INFORMATION PROVIDED section start

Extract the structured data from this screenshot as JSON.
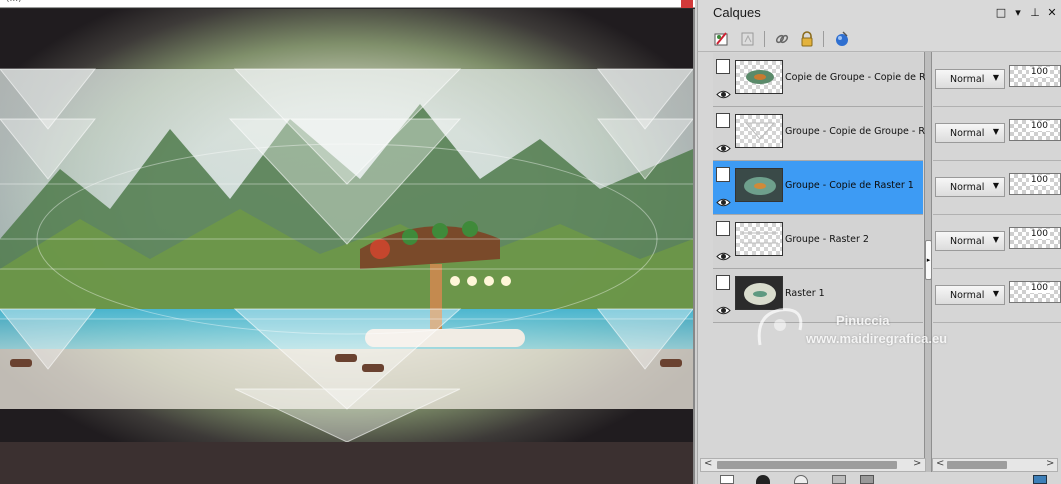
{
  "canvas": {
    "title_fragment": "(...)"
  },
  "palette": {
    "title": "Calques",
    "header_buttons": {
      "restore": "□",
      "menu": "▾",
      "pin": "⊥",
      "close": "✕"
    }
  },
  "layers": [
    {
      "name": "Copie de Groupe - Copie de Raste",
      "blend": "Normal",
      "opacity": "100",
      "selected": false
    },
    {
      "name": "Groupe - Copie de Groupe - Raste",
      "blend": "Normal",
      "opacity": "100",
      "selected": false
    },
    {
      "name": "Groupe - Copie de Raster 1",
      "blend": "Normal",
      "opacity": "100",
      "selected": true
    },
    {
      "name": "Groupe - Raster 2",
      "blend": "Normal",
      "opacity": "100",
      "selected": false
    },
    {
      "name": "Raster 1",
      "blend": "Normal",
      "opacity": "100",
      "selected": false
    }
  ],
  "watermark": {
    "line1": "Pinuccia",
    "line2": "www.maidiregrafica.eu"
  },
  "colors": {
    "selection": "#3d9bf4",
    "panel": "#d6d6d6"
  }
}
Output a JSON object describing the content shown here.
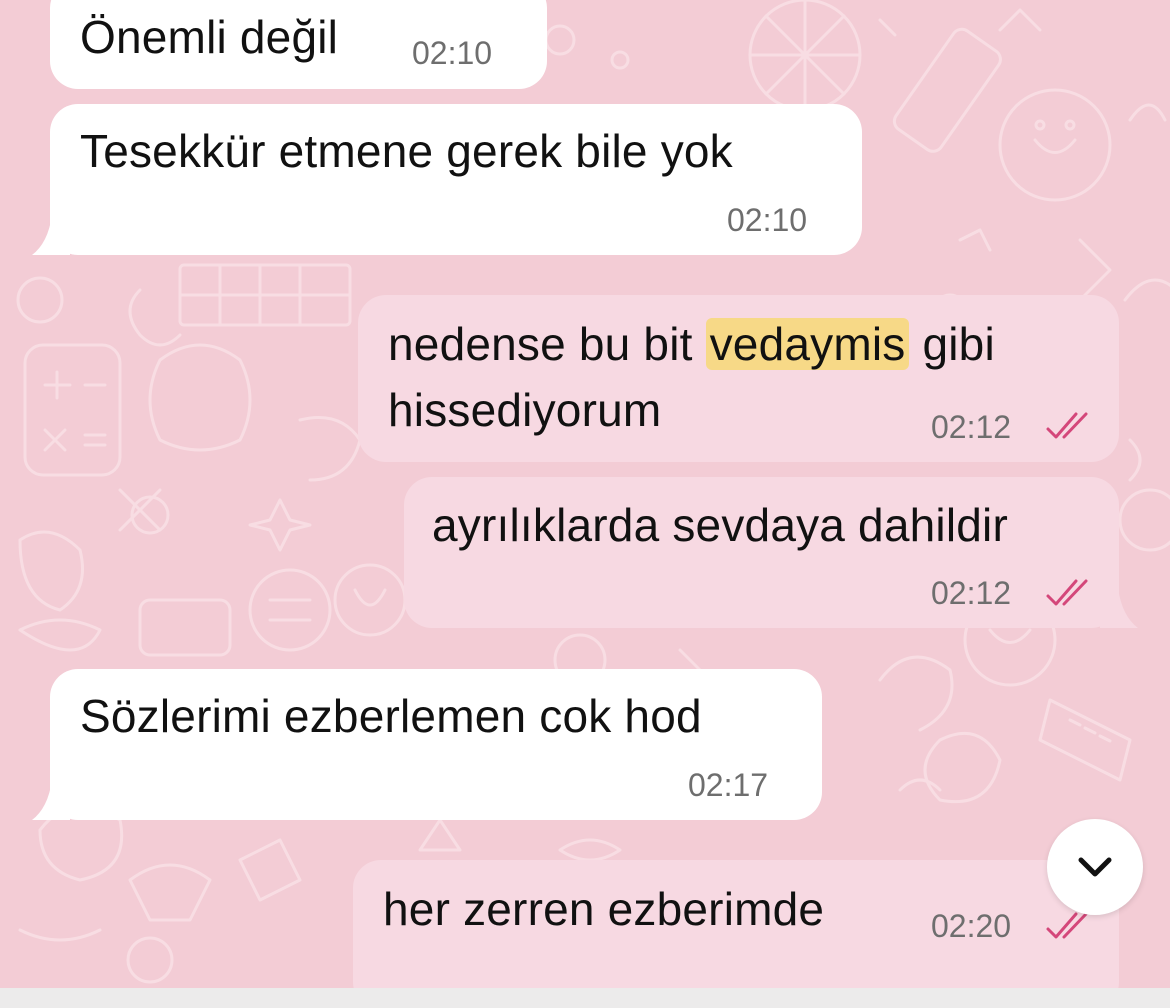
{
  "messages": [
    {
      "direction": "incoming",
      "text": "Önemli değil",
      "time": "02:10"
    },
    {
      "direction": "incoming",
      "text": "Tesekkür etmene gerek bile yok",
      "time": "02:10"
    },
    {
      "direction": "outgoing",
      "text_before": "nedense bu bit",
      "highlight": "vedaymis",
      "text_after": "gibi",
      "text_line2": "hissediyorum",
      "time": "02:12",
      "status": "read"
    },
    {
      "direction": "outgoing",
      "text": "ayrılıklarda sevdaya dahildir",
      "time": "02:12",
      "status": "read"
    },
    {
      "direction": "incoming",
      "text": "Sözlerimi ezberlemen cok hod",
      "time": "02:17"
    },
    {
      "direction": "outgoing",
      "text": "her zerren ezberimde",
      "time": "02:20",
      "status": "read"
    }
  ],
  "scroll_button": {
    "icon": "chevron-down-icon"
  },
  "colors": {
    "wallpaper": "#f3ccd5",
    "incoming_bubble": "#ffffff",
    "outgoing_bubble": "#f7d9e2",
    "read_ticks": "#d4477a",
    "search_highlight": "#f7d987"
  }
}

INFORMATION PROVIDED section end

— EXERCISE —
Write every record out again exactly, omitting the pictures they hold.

— FINISHED TASK —
Extract the structured data from this screenshot as JSON.
{
  "canvas": {
    "title_fragment": "(...)"
  },
  "palette": {
    "title": "Calques",
    "header_buttons": {
      "restore": "□",
      "menu": "▾",
      "pin": "⊥",
      "close": "✕"
    }
  },
  "layers": [
    {
      "name": "Copie de Groupe - Copie de Raste",
      "blend": "Normal",
      "opacity": "100",
      "selected": false
    },
    {
      "name": "Groupe - Copie de Groupe - Raste",
      "blend": "Normal",
      "opacity": "100",
      "selected": false
    },
    {
      "name": "Groupe - Copie de Raster 1",
      "blend": "Normal",
      "opacity": "100",
      "selected": true
    },
    {
      "name": "Groupe - Raster 2",
      "blend": "Normal",
      "opacity": "100",
      "selected": false
    },
    {
      "name": "Raster 1",
      "blend": "Normal",
      "opacity": "100",
      "selected": false
    }
  ],
  "watermark": {
    "line1": "Pinuccia",
    "line2": "www.maidiregrafica.eu"
  },
  "colors": {
    "selection": "#3d9bf4",
    "panel": "#d6d6d6"
  }
}
Output a JSON object describing the content shown here.
{
  "messages": [
    {
      "direction": "incoming",
      "text": "Önemli değil",
      "time": "02:10"
    },
    {
      "direction": "incoming",
      "text": "Tesekkür etmene gerek bile yok",
      "time": "02:10"
    },
    {
      "direction": "outgoing",
      "text_before": "nedense bu bit",
      "highlight": "vedaymis",
      "text_after": "gibi",
      "text_line2": "hissediyorum",
      "time": "02:12",
      "status": "read"
    },
    {
      "direction": "outgoing",
      "text": "ayrılıklarda sevdaya dahildir",
      "time": "02:12",
      "status": "read"
    },
    {
      "direction": "incoming",
      "text": "Sözlerimi ezberlemen cok hod",
      "time": "02:17"
    },
    {
      "direction": "outgoing",
      "text": "her zerren ezberimde",
      "time": "02:20",
      "status": "read"
    }
  ],
  "scroll_button": {
    "icon": "chevron-down-icon"
  },
  "colors": {
    "wallpaper": "#f3ccd5",
    "incoming_bubble": "#ffffff",
    "outgoing_bubble": "#f7d9e2",
    "read_ticks": "#d4477a",
    "search_highlight": "#f7d987"
  }
}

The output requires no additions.